Kaylee Gossen, a junior from Marshall, Minn., could’ve just kept quiet and she’d be on her way to the state high school golf tournament.
But that’s not the way it works for high school golfers.
The Star Tribune reports that Gossen’s 82 last week at the Class 2A, Section 3 tournament in Buffalo Lake made her a lock as an individual entrant in the tournament and also might’ve sent her whole team there.
Then she started thinking about the double-bogey on the 16th hole, which she and her playing partners from other high schools agreed at the time was correct.
After the round, she compared what her scorecard showed with what her parents had recorded. 83.
The only hole on which they disagreed? Number 16, the Strib says.
When Kaylee thought back and went over the hole shot by shot, she realized, as she grew mad at herself, that they were right.
“I wasn’t feeling good about it,’’ Gossen said.
She talked to Flynn, and together they consulted with tournament officials.

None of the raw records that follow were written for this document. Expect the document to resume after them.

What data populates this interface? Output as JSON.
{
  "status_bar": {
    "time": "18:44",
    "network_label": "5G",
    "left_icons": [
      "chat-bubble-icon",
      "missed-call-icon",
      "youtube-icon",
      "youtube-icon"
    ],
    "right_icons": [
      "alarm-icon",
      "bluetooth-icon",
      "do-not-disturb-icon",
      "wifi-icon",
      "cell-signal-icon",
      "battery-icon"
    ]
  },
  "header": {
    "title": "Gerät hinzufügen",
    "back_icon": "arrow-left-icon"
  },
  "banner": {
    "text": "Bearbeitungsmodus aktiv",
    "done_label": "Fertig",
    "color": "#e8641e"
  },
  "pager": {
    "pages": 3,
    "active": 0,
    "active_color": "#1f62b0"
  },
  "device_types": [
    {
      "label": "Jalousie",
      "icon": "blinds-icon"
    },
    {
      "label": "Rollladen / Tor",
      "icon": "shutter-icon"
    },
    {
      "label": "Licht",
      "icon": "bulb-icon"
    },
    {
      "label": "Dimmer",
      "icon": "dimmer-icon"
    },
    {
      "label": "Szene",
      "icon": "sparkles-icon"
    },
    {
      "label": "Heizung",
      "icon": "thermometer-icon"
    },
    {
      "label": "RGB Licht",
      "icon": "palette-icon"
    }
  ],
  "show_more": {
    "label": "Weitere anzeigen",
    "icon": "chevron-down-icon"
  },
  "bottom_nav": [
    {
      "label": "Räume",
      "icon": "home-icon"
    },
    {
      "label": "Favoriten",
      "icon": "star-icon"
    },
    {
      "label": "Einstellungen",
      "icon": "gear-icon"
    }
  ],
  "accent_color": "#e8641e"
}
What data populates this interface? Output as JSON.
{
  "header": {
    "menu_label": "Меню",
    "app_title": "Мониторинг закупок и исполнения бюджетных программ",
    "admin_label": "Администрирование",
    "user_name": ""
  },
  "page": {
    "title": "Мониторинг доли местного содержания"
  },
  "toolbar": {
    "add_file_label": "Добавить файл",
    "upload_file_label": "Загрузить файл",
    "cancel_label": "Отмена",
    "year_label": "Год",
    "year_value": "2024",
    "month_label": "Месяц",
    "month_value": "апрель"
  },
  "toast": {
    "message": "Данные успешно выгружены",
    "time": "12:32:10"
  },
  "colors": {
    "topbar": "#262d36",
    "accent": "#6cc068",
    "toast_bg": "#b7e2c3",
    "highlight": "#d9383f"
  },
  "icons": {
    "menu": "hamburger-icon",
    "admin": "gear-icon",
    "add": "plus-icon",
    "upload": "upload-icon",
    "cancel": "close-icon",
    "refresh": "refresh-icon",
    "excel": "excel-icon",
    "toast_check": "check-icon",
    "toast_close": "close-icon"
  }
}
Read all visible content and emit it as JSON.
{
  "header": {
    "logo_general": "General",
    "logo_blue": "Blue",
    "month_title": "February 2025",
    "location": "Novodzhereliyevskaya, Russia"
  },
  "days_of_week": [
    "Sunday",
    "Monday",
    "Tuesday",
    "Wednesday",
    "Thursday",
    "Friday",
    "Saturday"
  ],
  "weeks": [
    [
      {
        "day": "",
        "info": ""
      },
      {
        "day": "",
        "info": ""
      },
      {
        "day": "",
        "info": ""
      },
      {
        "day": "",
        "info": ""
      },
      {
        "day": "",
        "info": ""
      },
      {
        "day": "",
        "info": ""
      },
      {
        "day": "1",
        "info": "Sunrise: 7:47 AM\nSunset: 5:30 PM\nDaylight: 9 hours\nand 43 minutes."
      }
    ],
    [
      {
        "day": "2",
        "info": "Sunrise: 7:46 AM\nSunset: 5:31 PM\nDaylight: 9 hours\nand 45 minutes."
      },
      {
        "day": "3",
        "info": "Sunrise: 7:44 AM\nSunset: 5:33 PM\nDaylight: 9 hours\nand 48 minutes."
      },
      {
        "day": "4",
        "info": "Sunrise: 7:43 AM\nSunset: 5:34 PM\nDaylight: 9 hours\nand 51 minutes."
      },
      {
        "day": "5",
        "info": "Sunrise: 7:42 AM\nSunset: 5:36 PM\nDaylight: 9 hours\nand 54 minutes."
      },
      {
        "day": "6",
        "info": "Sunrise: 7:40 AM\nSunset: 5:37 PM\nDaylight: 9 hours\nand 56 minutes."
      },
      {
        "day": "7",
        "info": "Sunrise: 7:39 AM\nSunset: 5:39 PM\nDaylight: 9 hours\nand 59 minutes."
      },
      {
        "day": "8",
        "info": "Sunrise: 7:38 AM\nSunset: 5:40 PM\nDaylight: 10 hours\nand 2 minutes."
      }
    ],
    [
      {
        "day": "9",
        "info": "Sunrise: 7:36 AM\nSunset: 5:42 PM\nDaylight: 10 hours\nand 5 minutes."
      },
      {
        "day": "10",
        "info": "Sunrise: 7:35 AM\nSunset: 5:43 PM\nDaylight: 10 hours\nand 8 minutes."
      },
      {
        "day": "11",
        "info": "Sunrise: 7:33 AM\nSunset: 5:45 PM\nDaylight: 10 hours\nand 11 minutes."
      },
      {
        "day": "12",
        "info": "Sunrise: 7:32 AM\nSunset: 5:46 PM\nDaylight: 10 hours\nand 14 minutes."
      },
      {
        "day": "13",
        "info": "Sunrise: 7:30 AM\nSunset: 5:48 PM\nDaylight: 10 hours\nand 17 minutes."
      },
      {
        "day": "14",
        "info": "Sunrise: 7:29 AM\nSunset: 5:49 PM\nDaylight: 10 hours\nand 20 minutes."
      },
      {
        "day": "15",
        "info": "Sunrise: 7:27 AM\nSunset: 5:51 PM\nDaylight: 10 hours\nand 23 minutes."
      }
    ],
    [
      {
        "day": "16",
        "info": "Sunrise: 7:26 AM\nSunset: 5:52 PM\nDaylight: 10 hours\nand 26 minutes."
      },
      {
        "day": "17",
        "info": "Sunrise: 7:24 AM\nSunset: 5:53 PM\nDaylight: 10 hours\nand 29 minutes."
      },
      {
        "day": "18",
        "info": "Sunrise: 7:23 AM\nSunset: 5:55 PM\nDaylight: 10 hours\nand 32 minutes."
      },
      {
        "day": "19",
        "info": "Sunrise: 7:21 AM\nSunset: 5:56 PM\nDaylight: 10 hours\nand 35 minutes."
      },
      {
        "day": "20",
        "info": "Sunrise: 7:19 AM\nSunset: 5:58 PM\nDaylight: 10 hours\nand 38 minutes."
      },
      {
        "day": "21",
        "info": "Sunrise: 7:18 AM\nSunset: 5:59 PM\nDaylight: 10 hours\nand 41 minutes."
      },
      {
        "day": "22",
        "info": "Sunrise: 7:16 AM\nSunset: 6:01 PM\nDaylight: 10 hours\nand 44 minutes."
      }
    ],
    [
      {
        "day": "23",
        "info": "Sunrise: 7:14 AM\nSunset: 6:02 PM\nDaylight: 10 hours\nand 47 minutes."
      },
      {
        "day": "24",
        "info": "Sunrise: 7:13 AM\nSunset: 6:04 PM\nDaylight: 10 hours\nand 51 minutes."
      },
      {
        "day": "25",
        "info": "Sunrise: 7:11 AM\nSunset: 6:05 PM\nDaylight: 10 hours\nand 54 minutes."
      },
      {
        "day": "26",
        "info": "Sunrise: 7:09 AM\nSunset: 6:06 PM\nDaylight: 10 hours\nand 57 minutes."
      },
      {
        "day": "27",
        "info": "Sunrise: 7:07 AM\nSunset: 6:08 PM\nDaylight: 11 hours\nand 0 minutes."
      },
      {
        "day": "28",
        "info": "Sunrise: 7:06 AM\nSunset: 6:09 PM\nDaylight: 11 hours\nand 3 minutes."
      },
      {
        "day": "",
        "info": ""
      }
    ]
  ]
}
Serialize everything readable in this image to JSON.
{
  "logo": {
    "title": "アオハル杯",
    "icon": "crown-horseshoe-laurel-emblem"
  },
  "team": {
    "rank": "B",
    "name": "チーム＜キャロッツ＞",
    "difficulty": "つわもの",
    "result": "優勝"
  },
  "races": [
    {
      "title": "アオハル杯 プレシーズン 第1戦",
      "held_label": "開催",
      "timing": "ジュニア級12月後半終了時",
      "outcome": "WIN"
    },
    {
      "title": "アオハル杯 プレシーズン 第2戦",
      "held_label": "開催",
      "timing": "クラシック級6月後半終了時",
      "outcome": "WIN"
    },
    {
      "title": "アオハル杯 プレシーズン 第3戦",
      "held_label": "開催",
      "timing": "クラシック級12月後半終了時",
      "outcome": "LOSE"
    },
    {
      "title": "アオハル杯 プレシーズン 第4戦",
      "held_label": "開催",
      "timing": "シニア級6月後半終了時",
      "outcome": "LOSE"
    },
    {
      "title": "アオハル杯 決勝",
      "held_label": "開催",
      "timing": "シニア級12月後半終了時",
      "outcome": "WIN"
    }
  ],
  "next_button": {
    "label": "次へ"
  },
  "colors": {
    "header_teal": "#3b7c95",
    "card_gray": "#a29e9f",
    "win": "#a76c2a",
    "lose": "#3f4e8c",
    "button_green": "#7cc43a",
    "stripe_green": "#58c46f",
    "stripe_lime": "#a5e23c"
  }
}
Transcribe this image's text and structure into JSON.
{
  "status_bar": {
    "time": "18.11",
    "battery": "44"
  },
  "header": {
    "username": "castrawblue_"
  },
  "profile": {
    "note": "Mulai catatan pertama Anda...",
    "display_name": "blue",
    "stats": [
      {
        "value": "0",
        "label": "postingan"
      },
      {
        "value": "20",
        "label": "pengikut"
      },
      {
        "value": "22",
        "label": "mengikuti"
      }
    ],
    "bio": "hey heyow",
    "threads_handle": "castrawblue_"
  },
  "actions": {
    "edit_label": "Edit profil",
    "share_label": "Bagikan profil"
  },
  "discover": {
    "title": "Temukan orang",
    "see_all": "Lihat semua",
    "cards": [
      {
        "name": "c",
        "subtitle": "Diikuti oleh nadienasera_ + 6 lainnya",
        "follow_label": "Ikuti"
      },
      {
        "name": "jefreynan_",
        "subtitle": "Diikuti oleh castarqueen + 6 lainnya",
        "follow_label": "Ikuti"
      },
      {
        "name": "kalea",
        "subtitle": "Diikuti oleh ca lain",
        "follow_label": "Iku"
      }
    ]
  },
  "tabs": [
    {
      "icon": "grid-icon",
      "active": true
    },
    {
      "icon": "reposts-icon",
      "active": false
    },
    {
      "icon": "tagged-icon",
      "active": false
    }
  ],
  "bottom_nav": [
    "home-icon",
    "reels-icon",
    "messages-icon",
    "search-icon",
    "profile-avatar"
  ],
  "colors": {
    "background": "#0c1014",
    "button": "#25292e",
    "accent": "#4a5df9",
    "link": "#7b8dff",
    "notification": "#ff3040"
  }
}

A call was made to the Minnesota State High School League.
“They came back and said make sure it’s right,’’ Gossen said. “I told them I’m sure it’s supposed to be a seven.’’
With that, she was disqualified. Her team, within a few strokes of a team qualifying spot, fell further back without Gossen’s score.
“I realized I needed to do the right thing, losing my shot at going to state,’’ Gossen said. “I knew walking in there — I started tearing up. I knew I was going to be disqualified, but it was the right thing to do.’’
“Integrity goes a lot (further) than state,’’ she said. “State is a great experience, but I’d rather be known for something much more.’’
Kids, today, eh?
(h/t: Paul Tosto)